Director's Statement

THE CELTS is a family drama with the elements of comedy written with a desire to make a fun, crazy, nostalgic, emotional film that audience would wish never to end. It is a film about disappearance of one country and loss of one’s identity which are portrayed through three different generations within one family and their daily routine while preparing the birthday party for the youngest daughter. Idea was to simultaneously deal with my childhood and with my adult life, by trapping them inside one house and one day, and by giving an eight-yearold perspective on that period with an opportunity to grasp what my parents were going through, now that I’ve reached their years. The year 1993 in Yugoslavia (Serbia and Montenegro) marks the end of Dafiment bank – Ponzi scheme that was supported by president Slobodan Milošević, which finally led to hyperinflation. Milošević’s regime deeply damaged country’s bruto national product as well as life standard of all its citizens. Moreover, his regime was one of the main causes of wars in Bosnia and Croatia, which by then reached devastating points. Through the characters – family members, I want to represent a person’s developing path from childhood, through adolescence and till the adulthood.

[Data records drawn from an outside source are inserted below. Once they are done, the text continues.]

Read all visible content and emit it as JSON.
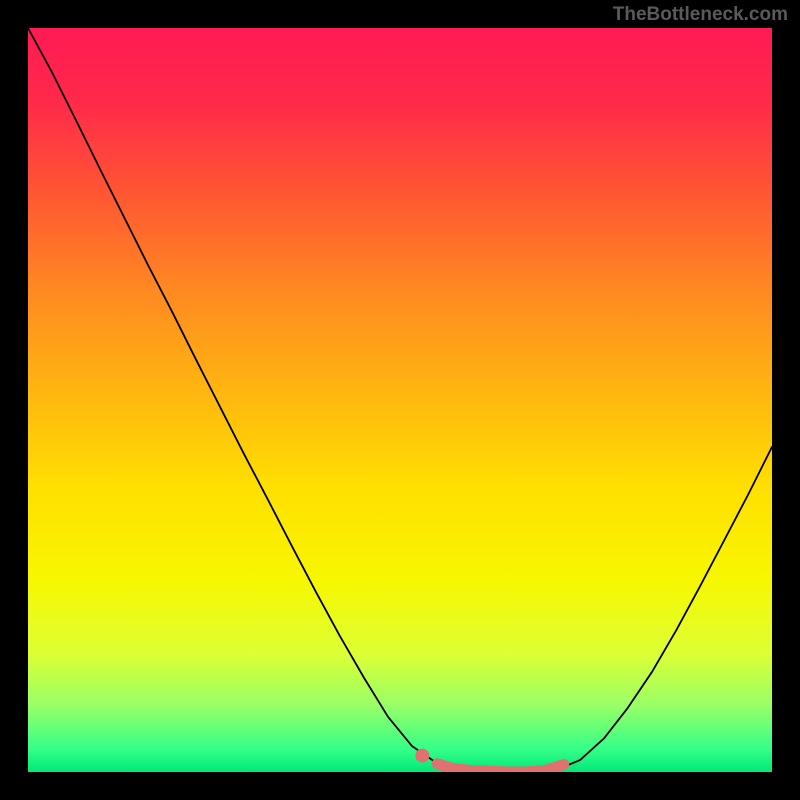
{
  "watermark": "TheBottleneck.com",
  "chart_data": {
    "type": "line",
    "title": "",
    "xlabel": "",
    "ylabel": "",
    "xlim": [
      0,
      100
    ],
    "ylim": [
      0,
      100
    ],
    "background_gradient": {
      "orientation": "vertical",
      "stops": [
        {
          "offset": 0.0,
          "color": "#ff1a55"
        },
        {
          "offset": 0.1,
          "color": "#ff2a4a"
        },
        {
          "offset": 0.22,
          "color": "#ff5533"
        },
        {
          "offset": 0.35,
          "color": "#ff8822"
        },
        {
          "offset": 0.48,
          "color": "#ffb311"
        },
        {
          "offset": 0.62,
          "color": "#ffe000"
        },
        {
          "offset": 0.74,
          "color": "#f7f700"
        },
        {
          "offset": 0.84,
          "color": "#ddff33"
        },
        {
          "offset": 0.91,
          "color": "#99ff66"
        },
        {
          "offset": 0.97,
          "color": "#33ff88"
        },
        {
          "offset": 1.0,
          "color": "#00e878"
        }
      ]
    },
    "series": [
      {
        "name": "curve",
        "stroke": "#000000",
        "stroke_width": 1.8,
        "x": [
          0.0,
          3.2,
          6.5,
          9.7,
          12.9,
          16.1,
          19.4,
          22.6,
          25.8,
          29.0,
          32.3,
          35.5,
          38.7,
          41.9,
          45.2,
          48.4,
          51.6,
          54.8,
          58.1,
          61.3,
          64.5,
          67.7,
          71.0,
          74.2,
          77.4,
          80.6,
          83.9,
          87.1,
          90.3,
          93.5,
          96.8,
          100.0
        ],
        "y": [
          100.0,
          94.1,
          87.5,
          81.0,
          74.6,
          68.2,
          61.8,
          55.4,
          49.1,
          42.8,
          36.5,
          30.3,
          24.2,
          18.3,
          12.6,
          7.4,
          3.5,
          1.3,
          0.4,
          0.1,
          0.0,
          0.0,
          0.3,
          1.6,
          4.5,
          8.6,
          13.5,
          19.0,
          24.9,
          31.0,
          37.3,
          43.7
        ]
      },
      {
        "name": "highlight",
        "type": "marker_band",
        "stroke": "#e17070",
        "stroke_width": 11,
        "x": [
          55.0,
          57.0,
          59.5,
          62.0,
          64.5,
          67.0,
          69.5,
          72.0
        ],
        "y": [
          1.1,
          0.5,
          0.2,
          0.1,
          0.0,
          0.0,
          0.2,
          1.0
        ]
      },
      {
        "name": "highlight_left_dot",
        "type": "marker",
        "fill": "#e17070",
        "x": [
          53.0
        ],
        "y": [
          2.2
        ],
        "r": 7
      }
    ]
  }
}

By doing so I will try to explore the ways in which these characters were shaped by their experiences. The question which interests me is if in some cases a certain experience can even have such an effect on one’s life, that from one point on everything goes irrevocably wrong. In the same way, I wish to explore the epoch, approaching it with a distance of the present moment and with a desire to comprehend where it all went irreversibly wrong with the country we were born in, Yugoslavia. At the same time, together with my characters, I am trying to question my identity, or to consider the possibility of obtaining a new one - as UNCLE did in film, which would imply giving up or negating the past completely. Nineties are used as a frame for an intimate family story, but also as a metaphor of our present time and inevitable repetitions – which are displayed in personal relationships, political contexts and events. This film should point out that what people of my parent’s generation witnessed and lived through in the nineties, has everything to do with what



    Vladimir Vasiljević